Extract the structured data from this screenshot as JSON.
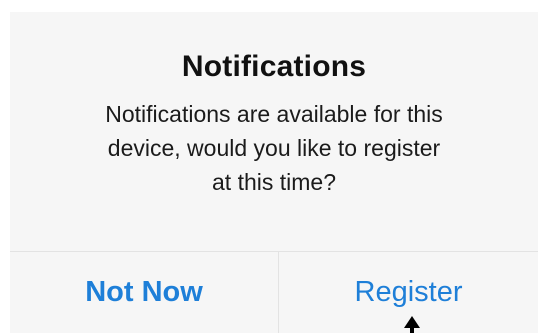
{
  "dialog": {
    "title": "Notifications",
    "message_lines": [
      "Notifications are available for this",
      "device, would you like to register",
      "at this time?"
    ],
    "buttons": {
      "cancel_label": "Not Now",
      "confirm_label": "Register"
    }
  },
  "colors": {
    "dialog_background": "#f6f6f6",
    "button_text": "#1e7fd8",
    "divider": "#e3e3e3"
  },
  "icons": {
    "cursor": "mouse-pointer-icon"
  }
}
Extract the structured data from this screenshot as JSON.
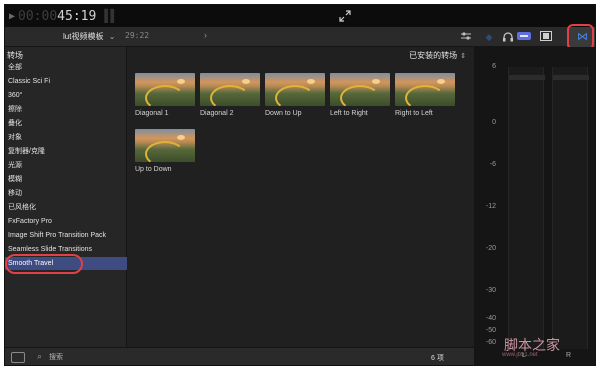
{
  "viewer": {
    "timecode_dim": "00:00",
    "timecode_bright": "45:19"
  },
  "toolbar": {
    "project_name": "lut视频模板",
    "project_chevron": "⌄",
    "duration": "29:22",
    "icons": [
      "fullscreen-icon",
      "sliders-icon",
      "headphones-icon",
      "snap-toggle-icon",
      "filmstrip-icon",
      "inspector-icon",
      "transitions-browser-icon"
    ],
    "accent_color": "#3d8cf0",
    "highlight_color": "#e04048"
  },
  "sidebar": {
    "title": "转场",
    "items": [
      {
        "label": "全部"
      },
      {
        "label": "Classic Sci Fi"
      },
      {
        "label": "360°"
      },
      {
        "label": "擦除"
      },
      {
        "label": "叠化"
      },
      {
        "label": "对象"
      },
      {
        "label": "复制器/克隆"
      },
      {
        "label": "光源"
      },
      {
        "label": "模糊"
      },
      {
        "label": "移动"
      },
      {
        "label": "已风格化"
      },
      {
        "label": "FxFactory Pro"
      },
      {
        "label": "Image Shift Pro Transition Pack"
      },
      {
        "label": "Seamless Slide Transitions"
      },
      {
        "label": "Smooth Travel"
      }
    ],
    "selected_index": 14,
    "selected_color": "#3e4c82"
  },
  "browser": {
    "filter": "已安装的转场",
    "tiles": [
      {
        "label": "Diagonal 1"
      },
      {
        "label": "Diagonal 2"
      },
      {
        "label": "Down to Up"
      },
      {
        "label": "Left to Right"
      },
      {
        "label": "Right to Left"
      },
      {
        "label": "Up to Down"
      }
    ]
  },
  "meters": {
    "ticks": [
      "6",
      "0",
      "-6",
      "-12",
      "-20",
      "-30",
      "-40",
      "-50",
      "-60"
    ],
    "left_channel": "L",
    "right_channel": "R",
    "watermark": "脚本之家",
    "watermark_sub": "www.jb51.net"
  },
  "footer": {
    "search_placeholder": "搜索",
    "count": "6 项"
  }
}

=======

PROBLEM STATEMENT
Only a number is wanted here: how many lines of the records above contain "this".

TASK SOLUTION
4